■ TASK DIRECTIONS: Check each line of the material, and show the ones that include the word "address".

■ GIVEN DATA:
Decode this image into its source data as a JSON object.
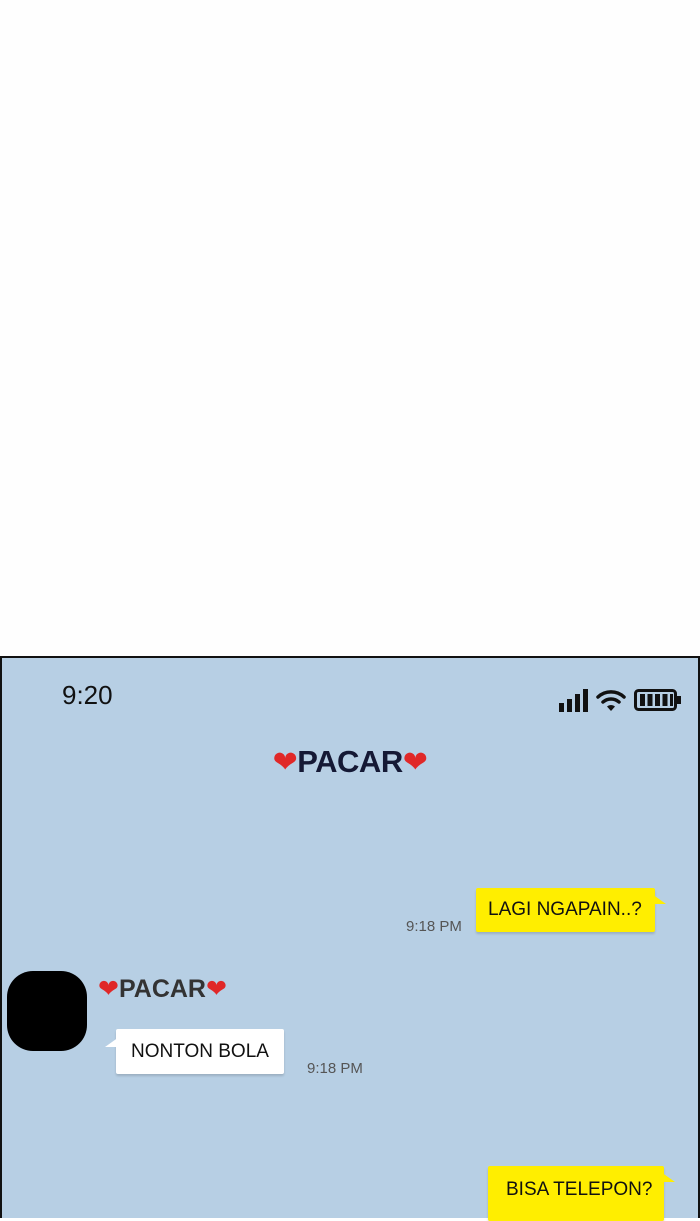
{
  "status_bar": {
    "time": "9:20"
  },
  "chat": {
    "title_name": "PACAR",
    "title_heart": "❤",
    "messages": [
      {
        "direction": "out",
        "text": "LAGI NGAPAIN..?",
        "time": "9:18 PM"
      },
      {
        "direction": "in",
        "sender": "PACAR",
        "text": "NONTON BOLA",
        "time": "9:18 PM"
      },
      {
        "direction": "out",
        "text": "BISA TELEPON?"
      }
    ]
  },
  "icons": [
    "signal-icon",
    "wifi-icon",
    "battery-icon",
    "user-avatar-icon"
  ],
  "colors": {
    "chat_background": "#b7cfe4",
    "outgoing_bubble": "#ffee00",
    "incoming_bubble": "#ffffff",
    "avatar": "#000000"
  }
}
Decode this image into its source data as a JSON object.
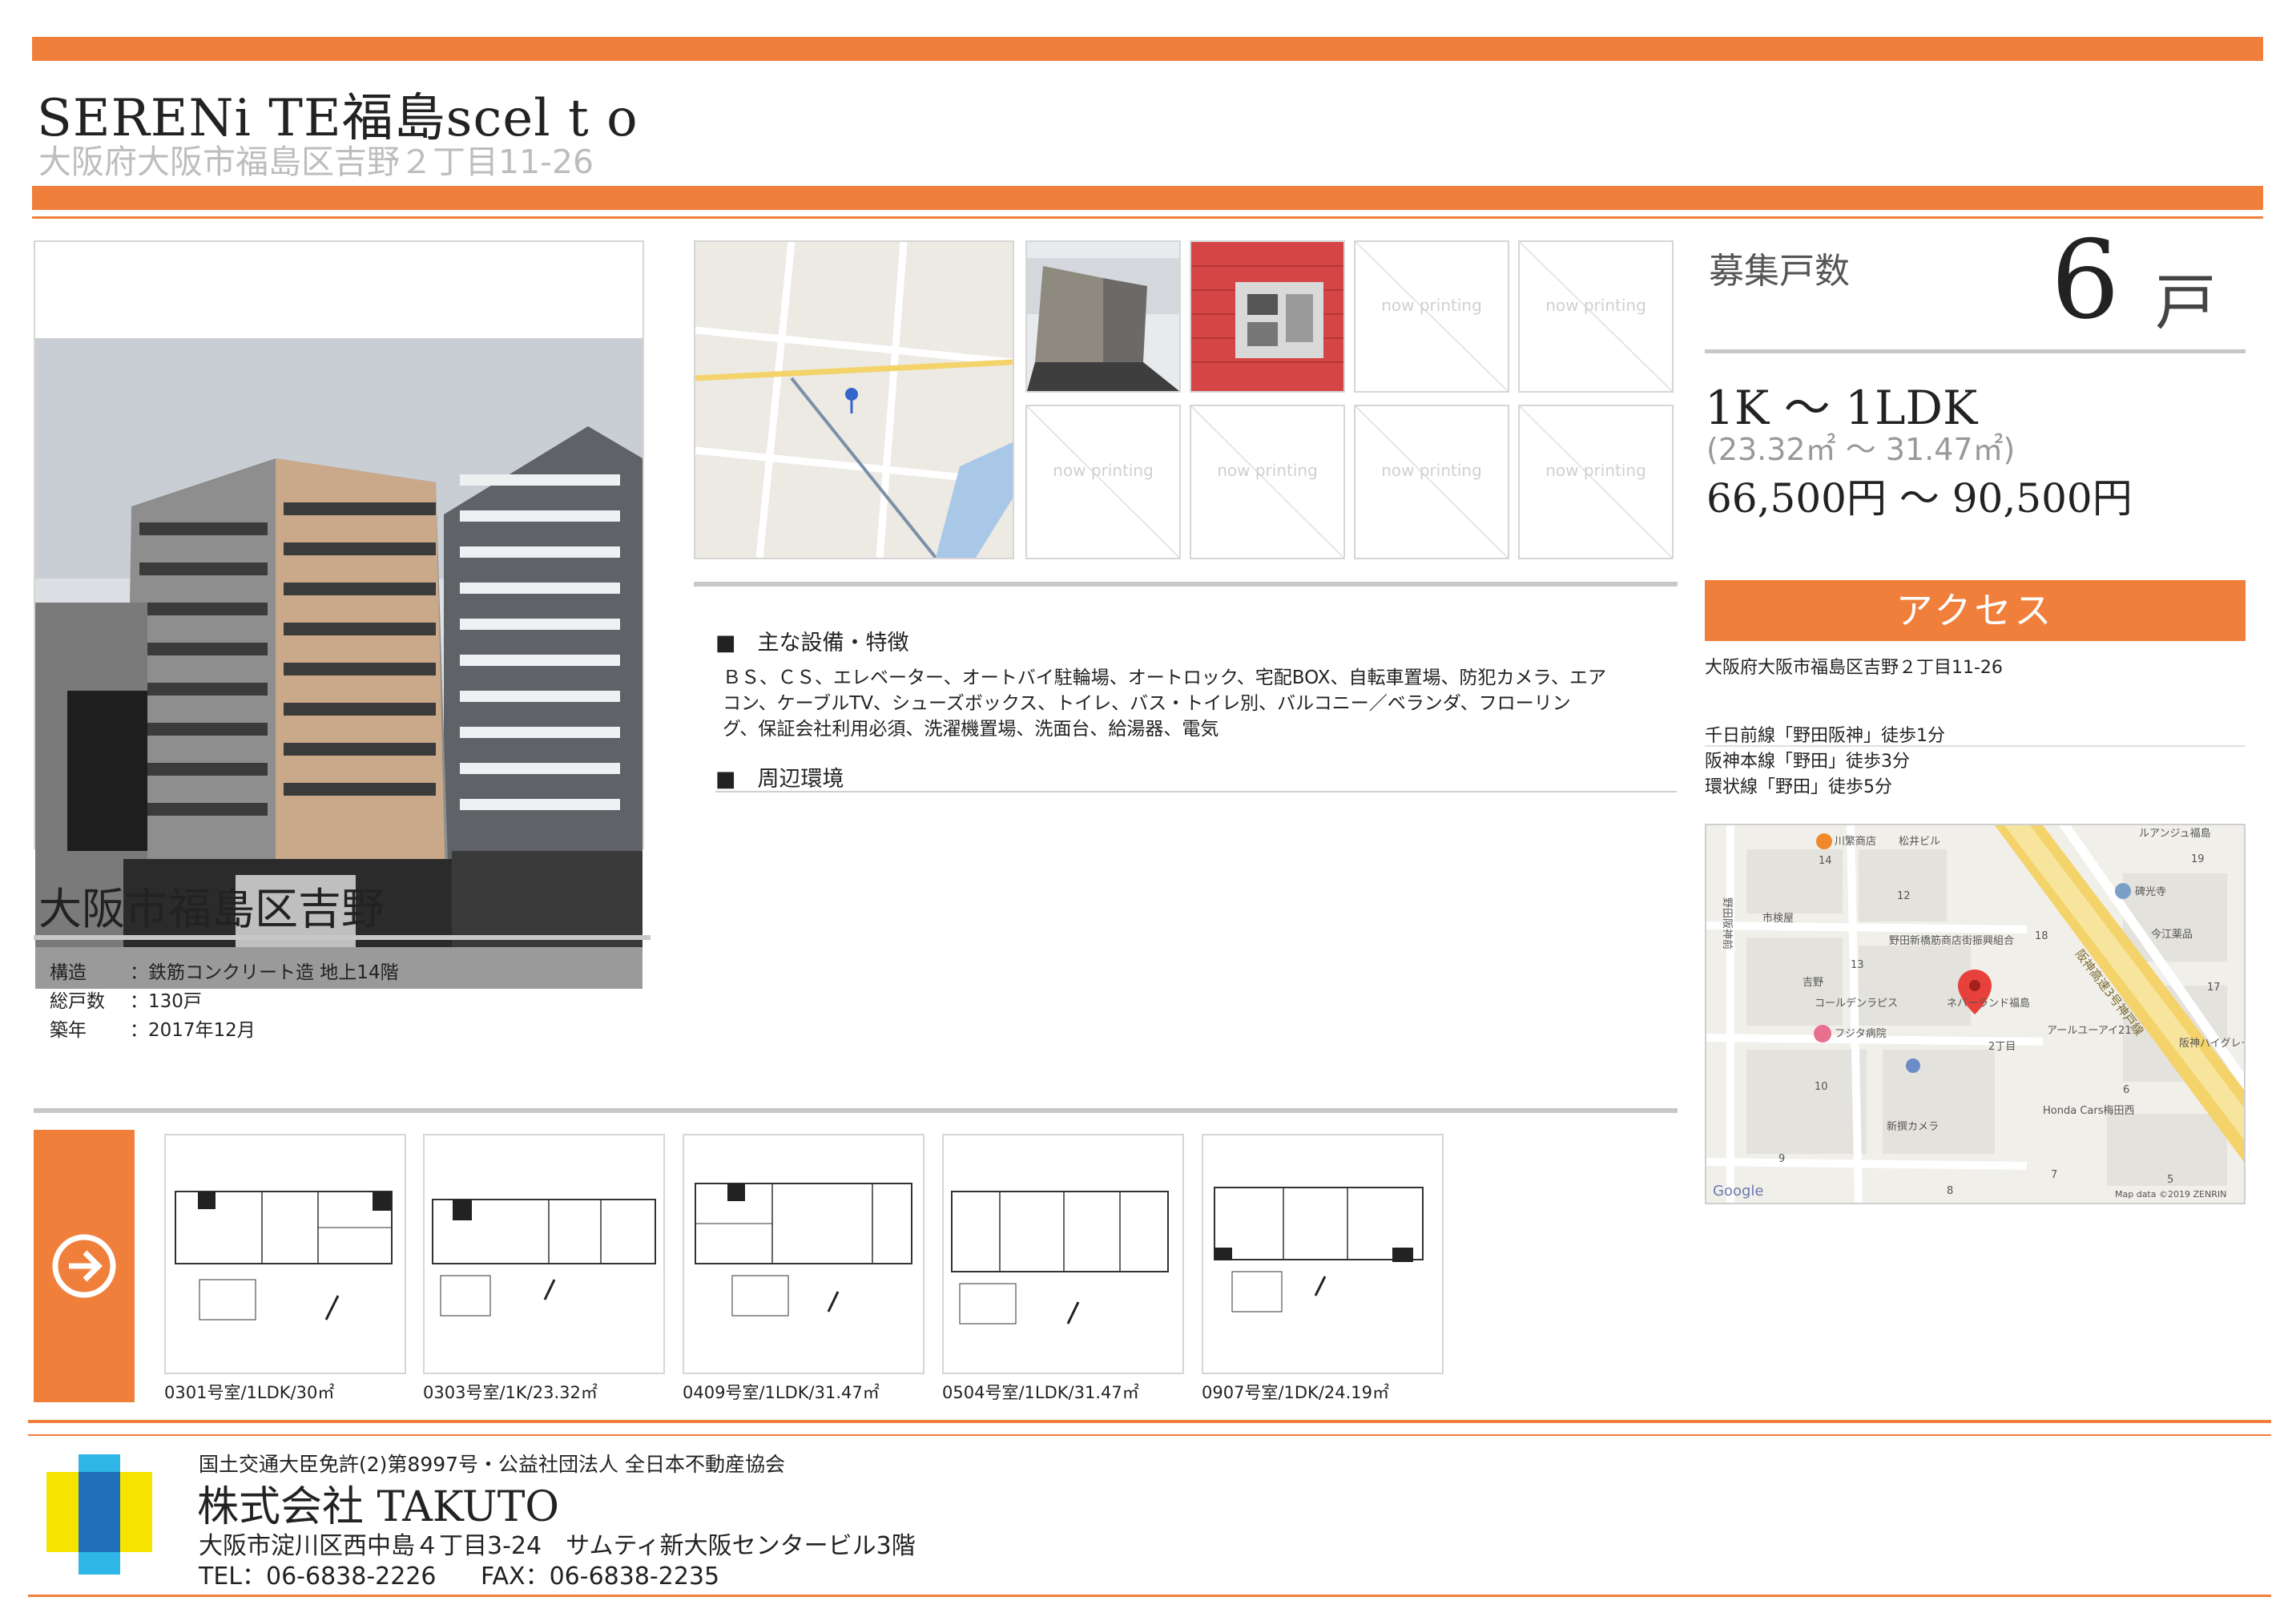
{
  "header": {
    "building_name": "SERENi TE福島scel t o",
    "address": "大阪府大阪市福島区吉野２丁目11-26"
  },
  "photos": {
    "map_label": "地図",
    "placeholder_text": "now printing"
  },
  "recruit": {
    "label": "募集戸数",
    "count": "6",
    "unit": "戸",
    "layout_range": "1K ～ 1LDK",
    "area_range": "(23.32㎡ ～ 31.47㎡)",
    "rent_range": "66,500円 ～ 90,500円"
  },
  "access": {
    "title": "アクセス",
    "address": "大阪府大阪市福島区吉野２丁目11-26",
    "stations": [
      "千日前線「野田阪神」徒歩1分",
      "阪神本線「野田」徒歩3分",
      "環状線「野田」徒歩5分"
    ],
    "map": {
      "labels": [
        "川繁商店",
        "松井ビル",
        "ルアンジュ福島",
        "19",
        "14",
        "12",
        "碑光寺",
        "市検屋",
        "野田新橋筋商店街振興組合",
        "18",
        "今江薬品",
        "13",
        "吉野",
        "コールデンラピス",
        "フジタ病院",
        "ネバーランド福島",
        "17",
        "2丁目",
        "アールユーアイ21",
        "阪神ハイグレーマンション7番",
        "10",
        "新撰カメラ",
        "Honda Cars梅田西",
        "6",
        "9",
        "8",
        "7",
        "5",
        "阪神高速3号神戸線",
        "野田阪神前",
        "Google",
        "Map data ©2019 ZENRIN"
      ]
    }
  },
  "features": {
    "equipment_title": "■　主な設備・特徴",
    "equipment_lines": [
      "ＢＳ、ＣＳ、エレベーター、オートバイ駐輪場、オートロック、宅配BOX、自転車置場、防犯カメラ、エア",
      "コン、ケーブルTV、シューズボックス、トイレ、バス・トイレ別、バルコニー／ベランダ、フローリン",
      "グ、保証会社利用必須、洗濯機置場、洗面台、給湯器、電気"
    ],
    "surroundings_title": "■　周辺環境"
  },
  "location": {
    "area": "大阪市福島区吉野",
    "specs": [
      {
        "key": "構造",
        "value": "：鉄筋コンクリート造 地上14階"
      },
      {
        "key": "総戸数",
        "value": "：130戸"
      },
      {
        "key": "築年",
        "value": "：2017年12月"
      }
    ]
  },
  "floorplans": [
    {
      "caption": "0301号室/1LDK/30㎡"
    },
    {
      "caption": "0303号室/1K/23.32㎡"
    },
    {
      "caption": "0409号室/1LDK/31.47㎡"
    },
    {
      "caption": "0504号室/1LDK/31.47㎡"
    },
    {
      "caption": "0907号室/1DK/24.19㎡"
    }
  ],
  "footer": {
    "license": "国土交通大臣免許(2)第8997号・公益社団法人 全日本不動産協会",
    "company": "株式会社 TAKUTO",
    "address": "大阪市淀川区西中島４丁目3-24　サムティ新大阪センタービル3階",
    "tel": "TEL：06-6838-2226",
    "fax": "FAX：06-6838-2235"
  },
  "colors": {
    "accent": "#f07f3c",
    "logo_yellow": "#f6e400",
    "logo_blue": "#1f6fb9",
    "logo_cyan": "#2fb6e8"
  }
}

■ SOLUTION:
    "address": "大阪府大阪市福島区吉野２丁目11-26"
    "address": "大阪府大阪市福島区吉野２丁目11-26",
    "address": "大阪市淀川区西中島４丁目3-24　サムティ新大阪センタービル3階",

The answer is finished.